After winning the Battle of Vienna in 1683, Jerzy Franciszek Kulczycki pored over the spoils of the defeated Ottoman army and found the supplies to brew coffee. He opened the first café in Vienna and popularized adding milk and sugar to sweeten the bitter brew, now called a Mélange.
Or was it Johannes Theodat, who won the privilege of being the only seller of coffee for 20 years in gratitude for his services as a courier, who opened the first café in Vienna in 1685?
Whoever it was, coffee and cafés are so ubiquitously Viennese that their coffeehouse culture has been recognized by UNESCO. The typical Kaffeehaus is decorated with elegant architecture, and marble tables with newspapers strewn about. It is perfectly acceptable to spend hours at the café to read or chat, which with the extensive coffee options and fabulous cakes one would need the time to take it all in.

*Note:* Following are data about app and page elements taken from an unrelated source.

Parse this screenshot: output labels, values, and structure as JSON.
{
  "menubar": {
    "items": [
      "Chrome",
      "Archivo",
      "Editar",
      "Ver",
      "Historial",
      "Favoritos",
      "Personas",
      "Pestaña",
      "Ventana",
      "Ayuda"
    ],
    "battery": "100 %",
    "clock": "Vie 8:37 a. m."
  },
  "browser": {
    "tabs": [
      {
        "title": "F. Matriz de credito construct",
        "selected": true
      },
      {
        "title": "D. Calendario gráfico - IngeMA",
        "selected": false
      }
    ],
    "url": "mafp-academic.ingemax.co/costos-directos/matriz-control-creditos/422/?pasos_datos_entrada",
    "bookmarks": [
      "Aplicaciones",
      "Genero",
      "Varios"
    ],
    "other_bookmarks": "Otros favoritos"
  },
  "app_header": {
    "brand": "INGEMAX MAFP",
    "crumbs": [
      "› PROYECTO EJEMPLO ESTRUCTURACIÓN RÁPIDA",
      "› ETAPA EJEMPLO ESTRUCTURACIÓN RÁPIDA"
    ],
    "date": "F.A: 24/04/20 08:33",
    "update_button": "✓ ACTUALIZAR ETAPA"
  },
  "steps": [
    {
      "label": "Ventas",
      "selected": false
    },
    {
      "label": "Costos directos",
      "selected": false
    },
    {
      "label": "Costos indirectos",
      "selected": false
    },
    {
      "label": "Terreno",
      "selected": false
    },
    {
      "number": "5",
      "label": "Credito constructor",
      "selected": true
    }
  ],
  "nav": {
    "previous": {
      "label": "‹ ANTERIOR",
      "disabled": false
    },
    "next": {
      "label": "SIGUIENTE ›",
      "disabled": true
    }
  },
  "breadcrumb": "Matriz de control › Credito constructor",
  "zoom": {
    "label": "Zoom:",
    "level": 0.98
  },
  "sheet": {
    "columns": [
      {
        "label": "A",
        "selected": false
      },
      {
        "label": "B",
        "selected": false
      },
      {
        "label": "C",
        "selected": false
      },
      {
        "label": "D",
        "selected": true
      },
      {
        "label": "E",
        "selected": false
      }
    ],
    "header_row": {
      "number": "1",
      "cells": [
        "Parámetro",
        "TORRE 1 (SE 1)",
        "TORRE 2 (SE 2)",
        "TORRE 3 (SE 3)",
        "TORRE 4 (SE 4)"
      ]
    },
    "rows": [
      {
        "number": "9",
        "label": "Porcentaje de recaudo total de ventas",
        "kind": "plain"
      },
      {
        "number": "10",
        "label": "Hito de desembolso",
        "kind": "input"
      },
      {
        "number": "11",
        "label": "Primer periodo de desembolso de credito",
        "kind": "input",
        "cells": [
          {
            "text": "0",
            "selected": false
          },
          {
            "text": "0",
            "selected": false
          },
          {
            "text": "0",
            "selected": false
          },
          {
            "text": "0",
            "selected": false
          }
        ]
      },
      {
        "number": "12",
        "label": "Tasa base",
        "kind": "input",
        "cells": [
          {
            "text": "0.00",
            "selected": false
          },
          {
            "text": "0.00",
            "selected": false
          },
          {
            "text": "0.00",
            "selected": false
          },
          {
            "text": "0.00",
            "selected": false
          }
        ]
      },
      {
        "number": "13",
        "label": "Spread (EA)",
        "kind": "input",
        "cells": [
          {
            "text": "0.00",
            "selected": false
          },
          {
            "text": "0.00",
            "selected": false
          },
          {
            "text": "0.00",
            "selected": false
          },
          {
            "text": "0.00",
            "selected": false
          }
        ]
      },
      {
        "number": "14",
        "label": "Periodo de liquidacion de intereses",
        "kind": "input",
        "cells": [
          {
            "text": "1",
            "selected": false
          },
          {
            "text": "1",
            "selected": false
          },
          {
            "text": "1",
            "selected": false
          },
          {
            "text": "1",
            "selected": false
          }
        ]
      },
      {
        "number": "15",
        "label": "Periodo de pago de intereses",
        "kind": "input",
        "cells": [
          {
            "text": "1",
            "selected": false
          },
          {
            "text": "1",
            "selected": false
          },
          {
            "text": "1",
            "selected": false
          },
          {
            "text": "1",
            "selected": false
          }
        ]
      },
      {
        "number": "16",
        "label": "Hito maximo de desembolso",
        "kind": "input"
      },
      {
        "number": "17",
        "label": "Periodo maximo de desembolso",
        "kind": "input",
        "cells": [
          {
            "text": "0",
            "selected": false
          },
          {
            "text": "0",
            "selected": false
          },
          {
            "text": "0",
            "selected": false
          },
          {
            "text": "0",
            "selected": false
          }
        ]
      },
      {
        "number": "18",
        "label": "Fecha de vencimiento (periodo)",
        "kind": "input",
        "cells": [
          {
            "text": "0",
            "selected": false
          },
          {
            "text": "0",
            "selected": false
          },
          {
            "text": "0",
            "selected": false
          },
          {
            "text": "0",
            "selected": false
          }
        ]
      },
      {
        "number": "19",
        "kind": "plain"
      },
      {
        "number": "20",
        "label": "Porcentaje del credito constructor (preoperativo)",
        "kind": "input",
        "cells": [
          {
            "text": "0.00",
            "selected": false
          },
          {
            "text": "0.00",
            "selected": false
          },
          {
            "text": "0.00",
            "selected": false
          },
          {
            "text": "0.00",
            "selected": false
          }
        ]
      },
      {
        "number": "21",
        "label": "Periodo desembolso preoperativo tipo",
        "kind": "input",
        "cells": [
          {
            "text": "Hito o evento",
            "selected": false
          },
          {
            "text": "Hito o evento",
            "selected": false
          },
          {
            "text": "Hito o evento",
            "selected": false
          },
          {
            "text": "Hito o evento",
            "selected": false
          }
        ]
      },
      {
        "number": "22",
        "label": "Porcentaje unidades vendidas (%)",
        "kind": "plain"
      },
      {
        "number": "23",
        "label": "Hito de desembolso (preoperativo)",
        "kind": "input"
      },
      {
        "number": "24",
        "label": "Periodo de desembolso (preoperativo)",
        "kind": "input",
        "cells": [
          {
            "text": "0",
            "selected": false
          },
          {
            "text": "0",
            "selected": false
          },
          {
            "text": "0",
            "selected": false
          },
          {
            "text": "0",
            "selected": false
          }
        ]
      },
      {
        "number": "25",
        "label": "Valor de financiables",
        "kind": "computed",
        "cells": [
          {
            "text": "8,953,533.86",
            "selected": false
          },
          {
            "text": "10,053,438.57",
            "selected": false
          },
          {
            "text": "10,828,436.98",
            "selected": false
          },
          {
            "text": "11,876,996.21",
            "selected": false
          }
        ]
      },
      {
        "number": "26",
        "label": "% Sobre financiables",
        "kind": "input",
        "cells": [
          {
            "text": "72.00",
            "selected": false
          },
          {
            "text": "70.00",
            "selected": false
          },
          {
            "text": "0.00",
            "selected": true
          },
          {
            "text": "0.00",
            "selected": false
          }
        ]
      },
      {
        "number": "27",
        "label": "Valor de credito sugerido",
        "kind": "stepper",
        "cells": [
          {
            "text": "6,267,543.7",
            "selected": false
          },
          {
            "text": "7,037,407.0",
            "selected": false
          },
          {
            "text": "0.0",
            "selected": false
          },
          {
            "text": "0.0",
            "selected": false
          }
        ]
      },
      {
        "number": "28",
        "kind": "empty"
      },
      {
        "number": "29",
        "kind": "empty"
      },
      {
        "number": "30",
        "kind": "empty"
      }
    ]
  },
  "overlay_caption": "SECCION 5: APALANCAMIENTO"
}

Of all the decadent cakes served in the coffeehouses of Vienna, none is more famous, or controversial, than the Sachertorte. Sachertorte is a fluffy chocolate sponge cake filled with apricot jam and covered with a thick layer of dark chocolate ganache. The tart jam contrasts perfectly the rich, bittersweet chocolate glaze. The mix of textures from spongy cake, dense ganache and sticky jam feel as sumptuous as strolling through the Innere Stadt.
The two most famous places to indulge in Sachertorte are Hotel Sacher and Demel. They are also where the controversy around the cake originates.
Sachertorte was created by Franz Sacher in 1832 for Prince Wenzel von Metternich to impress the prince’s dinner guests. While a success for the dinner, neither the cake nor Franz received any special attention.
Franz’s son Eduard followed his father’s footsteps and studied pastry and trained at Demel as well. During his time there, he perfected his father’s recipe into what we know it to be today. The modern version of the cake was first served to guests at Demel. Eduard later established Hotel Sacher in 1876 and continued to serve his cake.
The controversy lies in whether Demel or Hotel Sacher serve the Original Sacher Torte. Both can claim Eduard Sacher as the pastry chef who developed the cake. While Eduard established Hotel Sacher and brought the recipe with him, his son later worked for Demel when the hotel went bankrupt in 1934, bringing the rights to the recipe and distribution along with him.
When Hotel Sacher began selling “The Original Sacher Torte” under new ownership in 1938, the battle began between the hotel and Demel over the recipe and the name. It was during this clash that ingredients and characteristics such as how many layers of jam there are or the use of butter versus margarine were decided on to set the two apart.
Today, Demel serves the “Eduard-Sacher-Torte,” a cake covered with apricot marmalade and chocolate ganache. The Sacher Hotel serves “The Original Sacher Torte,” a two layer cake filled with apricot jam and covered in chocolate ganache.
So, which is better?
At Hotel Sacher, the cake is served at the Café Sacher and Sacher Eck. Café Sacher is beautiful, antique and filled with chandeliers and marble top tables. Sacher Eck is new and modern and fitted with elegant, red velvet booths. I tried the cake along with an Einspänner, espresso served with whipped cream. The cake was split in two layers, with a thin spreading of apricot jam. The layer of ganache around the cake was thick and dense and seductively rich. Atop the ganache was a round chocolate coin stamped with “Hotel Sacher Wien.”
Demel was filled with ornate woodwork and patinaed floors. Walking past the store to the café in the back, one gets a view of the bakery and can watch the pastry chefs prepare the cakes and strudels. Here, I tried the cake with a traditional Franziskaner, espresso with steamed milk and whipped cream. The cake was a single layer, topped with a thin coating of apricot marmalade and topped with a shiny ganache. The cake was adorned with a triangle of chocolate printed with “Eduard Sacher Torte.”
It was not difficult to choose. The cake at the Sacher Hotel was dry and needed the extra layer of jam and the side of whipped cream. Demel’s version was light and springy and the side of whipped cream felt more like an extra indulgence than a necessity. And in a city like Vienna, indulgence wins.